→ Your objective
Copy the line with "Extract the structured" and all lines following it through the last line of the entries, exactly as written.

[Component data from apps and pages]

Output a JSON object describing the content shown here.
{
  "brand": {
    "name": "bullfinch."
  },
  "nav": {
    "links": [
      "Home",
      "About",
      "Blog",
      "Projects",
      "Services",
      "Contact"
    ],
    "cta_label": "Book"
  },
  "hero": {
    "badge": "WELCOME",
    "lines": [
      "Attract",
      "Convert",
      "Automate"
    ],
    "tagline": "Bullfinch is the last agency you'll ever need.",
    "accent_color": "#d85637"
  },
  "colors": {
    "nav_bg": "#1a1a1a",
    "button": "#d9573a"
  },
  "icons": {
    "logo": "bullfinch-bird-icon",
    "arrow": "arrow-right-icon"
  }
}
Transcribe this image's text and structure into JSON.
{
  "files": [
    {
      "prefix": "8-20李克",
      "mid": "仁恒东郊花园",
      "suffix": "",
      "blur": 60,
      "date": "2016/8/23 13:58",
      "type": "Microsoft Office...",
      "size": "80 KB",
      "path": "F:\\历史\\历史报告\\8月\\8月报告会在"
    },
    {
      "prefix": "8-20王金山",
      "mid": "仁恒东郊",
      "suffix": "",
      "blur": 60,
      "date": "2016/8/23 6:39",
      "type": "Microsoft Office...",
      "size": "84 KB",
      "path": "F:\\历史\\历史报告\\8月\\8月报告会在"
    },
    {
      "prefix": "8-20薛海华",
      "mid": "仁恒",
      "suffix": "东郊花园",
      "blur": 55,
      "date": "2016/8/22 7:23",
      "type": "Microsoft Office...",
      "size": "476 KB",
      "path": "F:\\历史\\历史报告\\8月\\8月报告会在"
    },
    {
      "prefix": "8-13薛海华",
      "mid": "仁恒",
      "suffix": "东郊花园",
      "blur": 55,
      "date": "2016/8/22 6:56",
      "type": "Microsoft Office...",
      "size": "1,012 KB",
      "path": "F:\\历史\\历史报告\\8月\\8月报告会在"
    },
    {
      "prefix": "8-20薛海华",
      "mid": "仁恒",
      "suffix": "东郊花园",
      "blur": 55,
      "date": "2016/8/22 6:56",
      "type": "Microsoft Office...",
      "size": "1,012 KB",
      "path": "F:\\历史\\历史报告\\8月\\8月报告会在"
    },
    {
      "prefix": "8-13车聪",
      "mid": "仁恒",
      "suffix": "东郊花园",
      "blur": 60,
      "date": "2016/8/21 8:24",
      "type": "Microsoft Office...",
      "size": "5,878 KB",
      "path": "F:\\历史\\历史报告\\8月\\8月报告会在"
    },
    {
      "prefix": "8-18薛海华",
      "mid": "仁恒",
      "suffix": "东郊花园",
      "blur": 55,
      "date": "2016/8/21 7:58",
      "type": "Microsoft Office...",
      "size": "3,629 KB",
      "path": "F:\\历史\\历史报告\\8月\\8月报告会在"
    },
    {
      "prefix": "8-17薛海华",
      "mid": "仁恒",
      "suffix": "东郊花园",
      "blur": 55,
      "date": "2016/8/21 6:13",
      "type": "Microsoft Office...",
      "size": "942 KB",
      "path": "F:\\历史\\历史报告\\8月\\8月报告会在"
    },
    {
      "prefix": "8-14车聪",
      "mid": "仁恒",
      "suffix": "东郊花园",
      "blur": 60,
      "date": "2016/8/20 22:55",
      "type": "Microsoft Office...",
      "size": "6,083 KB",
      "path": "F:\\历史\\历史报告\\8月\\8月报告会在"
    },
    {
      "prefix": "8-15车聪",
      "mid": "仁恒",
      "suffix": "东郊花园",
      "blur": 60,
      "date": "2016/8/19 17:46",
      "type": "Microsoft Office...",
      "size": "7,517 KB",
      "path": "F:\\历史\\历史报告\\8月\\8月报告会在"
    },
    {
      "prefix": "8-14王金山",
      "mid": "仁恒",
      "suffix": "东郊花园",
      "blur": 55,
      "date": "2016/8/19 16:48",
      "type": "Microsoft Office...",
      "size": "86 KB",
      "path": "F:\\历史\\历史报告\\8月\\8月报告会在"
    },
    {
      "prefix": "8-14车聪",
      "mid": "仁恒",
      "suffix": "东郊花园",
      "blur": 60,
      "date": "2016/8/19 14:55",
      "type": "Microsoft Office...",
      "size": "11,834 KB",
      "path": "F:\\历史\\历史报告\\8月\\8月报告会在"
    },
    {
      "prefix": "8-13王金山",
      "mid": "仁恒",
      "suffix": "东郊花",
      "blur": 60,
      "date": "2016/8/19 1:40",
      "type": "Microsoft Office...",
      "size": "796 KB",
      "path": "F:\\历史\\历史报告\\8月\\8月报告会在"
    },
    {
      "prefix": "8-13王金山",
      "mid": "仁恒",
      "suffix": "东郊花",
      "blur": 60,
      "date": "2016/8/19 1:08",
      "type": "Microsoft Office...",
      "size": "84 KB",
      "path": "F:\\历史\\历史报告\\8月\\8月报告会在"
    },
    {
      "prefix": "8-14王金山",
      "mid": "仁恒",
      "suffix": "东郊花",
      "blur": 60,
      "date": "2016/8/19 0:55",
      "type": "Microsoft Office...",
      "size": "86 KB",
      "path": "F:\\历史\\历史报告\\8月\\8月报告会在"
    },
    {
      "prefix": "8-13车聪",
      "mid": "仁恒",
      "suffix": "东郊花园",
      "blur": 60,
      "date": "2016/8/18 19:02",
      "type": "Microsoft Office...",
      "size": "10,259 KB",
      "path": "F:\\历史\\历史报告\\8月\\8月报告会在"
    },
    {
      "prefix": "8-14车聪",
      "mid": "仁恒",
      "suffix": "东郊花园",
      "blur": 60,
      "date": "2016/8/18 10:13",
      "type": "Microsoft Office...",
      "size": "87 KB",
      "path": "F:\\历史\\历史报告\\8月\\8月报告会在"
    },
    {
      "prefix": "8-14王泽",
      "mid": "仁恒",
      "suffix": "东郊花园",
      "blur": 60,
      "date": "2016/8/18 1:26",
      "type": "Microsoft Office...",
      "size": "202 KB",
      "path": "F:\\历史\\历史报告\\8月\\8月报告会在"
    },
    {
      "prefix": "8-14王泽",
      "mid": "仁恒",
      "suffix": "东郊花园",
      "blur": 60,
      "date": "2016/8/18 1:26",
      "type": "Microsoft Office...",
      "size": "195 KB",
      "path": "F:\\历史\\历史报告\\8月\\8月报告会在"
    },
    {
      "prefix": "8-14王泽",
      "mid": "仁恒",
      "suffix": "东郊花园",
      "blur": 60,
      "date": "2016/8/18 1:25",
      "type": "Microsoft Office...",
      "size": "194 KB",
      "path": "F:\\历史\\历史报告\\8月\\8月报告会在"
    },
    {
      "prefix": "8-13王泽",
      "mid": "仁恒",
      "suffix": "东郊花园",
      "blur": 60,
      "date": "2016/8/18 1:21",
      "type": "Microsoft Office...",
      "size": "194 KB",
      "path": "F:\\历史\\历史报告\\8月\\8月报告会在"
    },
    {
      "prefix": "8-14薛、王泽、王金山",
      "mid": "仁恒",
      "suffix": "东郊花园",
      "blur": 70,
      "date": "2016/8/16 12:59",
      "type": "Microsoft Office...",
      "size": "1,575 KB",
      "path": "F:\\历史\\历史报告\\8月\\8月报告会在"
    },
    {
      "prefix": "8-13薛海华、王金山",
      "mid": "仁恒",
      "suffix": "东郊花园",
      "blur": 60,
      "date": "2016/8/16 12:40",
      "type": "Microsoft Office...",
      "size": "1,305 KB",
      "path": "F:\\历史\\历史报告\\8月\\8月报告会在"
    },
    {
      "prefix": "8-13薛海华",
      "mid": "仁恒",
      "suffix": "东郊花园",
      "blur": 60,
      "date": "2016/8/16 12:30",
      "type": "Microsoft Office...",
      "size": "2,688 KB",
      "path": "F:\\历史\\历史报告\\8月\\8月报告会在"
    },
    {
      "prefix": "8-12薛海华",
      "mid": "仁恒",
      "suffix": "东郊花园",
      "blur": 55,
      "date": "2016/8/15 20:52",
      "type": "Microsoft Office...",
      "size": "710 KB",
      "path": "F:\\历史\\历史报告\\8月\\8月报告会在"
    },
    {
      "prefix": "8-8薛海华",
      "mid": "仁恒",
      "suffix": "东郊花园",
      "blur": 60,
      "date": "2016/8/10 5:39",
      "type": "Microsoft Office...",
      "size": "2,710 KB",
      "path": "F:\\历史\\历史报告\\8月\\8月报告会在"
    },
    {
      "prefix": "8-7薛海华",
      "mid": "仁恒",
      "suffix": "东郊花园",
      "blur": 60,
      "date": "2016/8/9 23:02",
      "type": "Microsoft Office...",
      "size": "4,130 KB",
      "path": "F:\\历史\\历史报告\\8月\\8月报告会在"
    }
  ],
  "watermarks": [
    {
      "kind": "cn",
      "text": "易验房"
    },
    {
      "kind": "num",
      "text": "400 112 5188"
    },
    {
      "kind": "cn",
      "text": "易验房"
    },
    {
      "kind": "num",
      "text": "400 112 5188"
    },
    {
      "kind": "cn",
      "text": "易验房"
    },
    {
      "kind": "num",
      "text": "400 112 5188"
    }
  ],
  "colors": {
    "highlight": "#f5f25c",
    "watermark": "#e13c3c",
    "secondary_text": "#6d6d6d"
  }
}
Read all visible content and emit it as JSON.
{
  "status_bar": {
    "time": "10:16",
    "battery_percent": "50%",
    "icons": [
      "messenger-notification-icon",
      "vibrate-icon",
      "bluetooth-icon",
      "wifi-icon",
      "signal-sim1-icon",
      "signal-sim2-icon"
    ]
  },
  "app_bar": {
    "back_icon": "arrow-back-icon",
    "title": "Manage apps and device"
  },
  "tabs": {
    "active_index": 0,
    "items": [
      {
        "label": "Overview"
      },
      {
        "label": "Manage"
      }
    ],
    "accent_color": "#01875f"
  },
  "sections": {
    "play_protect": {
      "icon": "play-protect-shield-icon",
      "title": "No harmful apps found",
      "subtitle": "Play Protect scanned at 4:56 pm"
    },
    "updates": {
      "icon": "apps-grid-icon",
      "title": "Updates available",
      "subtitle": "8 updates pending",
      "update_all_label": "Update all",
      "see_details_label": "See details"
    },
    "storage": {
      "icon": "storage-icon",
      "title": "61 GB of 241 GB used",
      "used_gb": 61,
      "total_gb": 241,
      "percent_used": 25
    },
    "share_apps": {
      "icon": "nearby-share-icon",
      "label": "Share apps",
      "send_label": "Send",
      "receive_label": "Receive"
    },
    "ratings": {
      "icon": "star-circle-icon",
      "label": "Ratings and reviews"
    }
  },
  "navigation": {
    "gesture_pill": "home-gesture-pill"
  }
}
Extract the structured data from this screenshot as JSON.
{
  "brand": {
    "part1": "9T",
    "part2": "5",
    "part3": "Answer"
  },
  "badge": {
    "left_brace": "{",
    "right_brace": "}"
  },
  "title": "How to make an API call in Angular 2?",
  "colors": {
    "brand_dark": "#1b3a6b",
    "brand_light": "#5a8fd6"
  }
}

→ Output of the task
Extract the structured data from this screenshot as JSON.
{
  "brand": {
    "part1": "9T",
    "part2": "5",
    "part3": "Answer"
  },
  "badge": {
    "left_brace": "{",
    "right_brace": "}"
  },
  "title": "How to make an API call in Angular 2?",
  "colors": {
    "brand_dark": "#1b3a6b",
    "brand_light": "#5a8fd6"
  }
}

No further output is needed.